## Source records

___

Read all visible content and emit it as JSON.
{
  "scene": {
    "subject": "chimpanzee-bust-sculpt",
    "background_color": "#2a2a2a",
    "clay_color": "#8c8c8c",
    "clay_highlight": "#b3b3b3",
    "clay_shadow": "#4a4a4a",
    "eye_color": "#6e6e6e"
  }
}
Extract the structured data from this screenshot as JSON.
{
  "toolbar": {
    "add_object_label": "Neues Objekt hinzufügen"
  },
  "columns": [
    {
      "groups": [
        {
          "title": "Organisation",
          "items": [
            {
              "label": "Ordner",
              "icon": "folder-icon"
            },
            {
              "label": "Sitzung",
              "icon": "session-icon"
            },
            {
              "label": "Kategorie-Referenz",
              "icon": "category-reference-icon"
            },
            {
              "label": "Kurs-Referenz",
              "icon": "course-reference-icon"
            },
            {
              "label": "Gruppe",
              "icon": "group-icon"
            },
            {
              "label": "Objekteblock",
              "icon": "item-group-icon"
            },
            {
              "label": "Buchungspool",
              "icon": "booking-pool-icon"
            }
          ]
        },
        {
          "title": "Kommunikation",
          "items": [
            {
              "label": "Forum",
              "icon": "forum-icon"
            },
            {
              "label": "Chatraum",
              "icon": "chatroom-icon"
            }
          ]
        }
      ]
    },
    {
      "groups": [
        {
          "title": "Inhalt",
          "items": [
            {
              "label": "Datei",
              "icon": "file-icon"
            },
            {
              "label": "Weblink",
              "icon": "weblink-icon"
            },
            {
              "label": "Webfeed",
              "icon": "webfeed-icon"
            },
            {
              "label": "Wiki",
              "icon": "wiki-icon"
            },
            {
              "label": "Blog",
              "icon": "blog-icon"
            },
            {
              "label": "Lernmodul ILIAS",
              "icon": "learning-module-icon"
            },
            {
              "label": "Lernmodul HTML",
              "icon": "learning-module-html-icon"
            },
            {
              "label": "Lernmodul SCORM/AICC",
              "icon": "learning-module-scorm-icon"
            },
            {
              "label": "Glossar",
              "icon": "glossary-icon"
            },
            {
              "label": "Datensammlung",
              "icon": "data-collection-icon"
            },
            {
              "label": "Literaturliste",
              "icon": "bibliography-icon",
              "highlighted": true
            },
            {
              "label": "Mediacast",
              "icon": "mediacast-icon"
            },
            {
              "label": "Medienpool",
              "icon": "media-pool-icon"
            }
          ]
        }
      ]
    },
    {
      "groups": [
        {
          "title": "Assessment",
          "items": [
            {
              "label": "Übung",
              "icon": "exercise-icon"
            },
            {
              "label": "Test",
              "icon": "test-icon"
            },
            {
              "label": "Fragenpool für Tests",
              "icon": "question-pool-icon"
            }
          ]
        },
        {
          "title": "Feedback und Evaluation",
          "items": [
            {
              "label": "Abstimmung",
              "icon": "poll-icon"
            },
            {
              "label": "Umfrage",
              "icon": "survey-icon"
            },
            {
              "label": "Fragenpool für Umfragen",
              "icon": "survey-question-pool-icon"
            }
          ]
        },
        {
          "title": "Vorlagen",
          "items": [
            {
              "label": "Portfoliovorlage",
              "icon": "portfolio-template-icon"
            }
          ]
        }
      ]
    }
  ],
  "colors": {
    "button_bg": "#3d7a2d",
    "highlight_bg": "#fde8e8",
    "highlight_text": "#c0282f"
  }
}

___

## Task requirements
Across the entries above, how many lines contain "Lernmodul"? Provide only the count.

## Task solution
3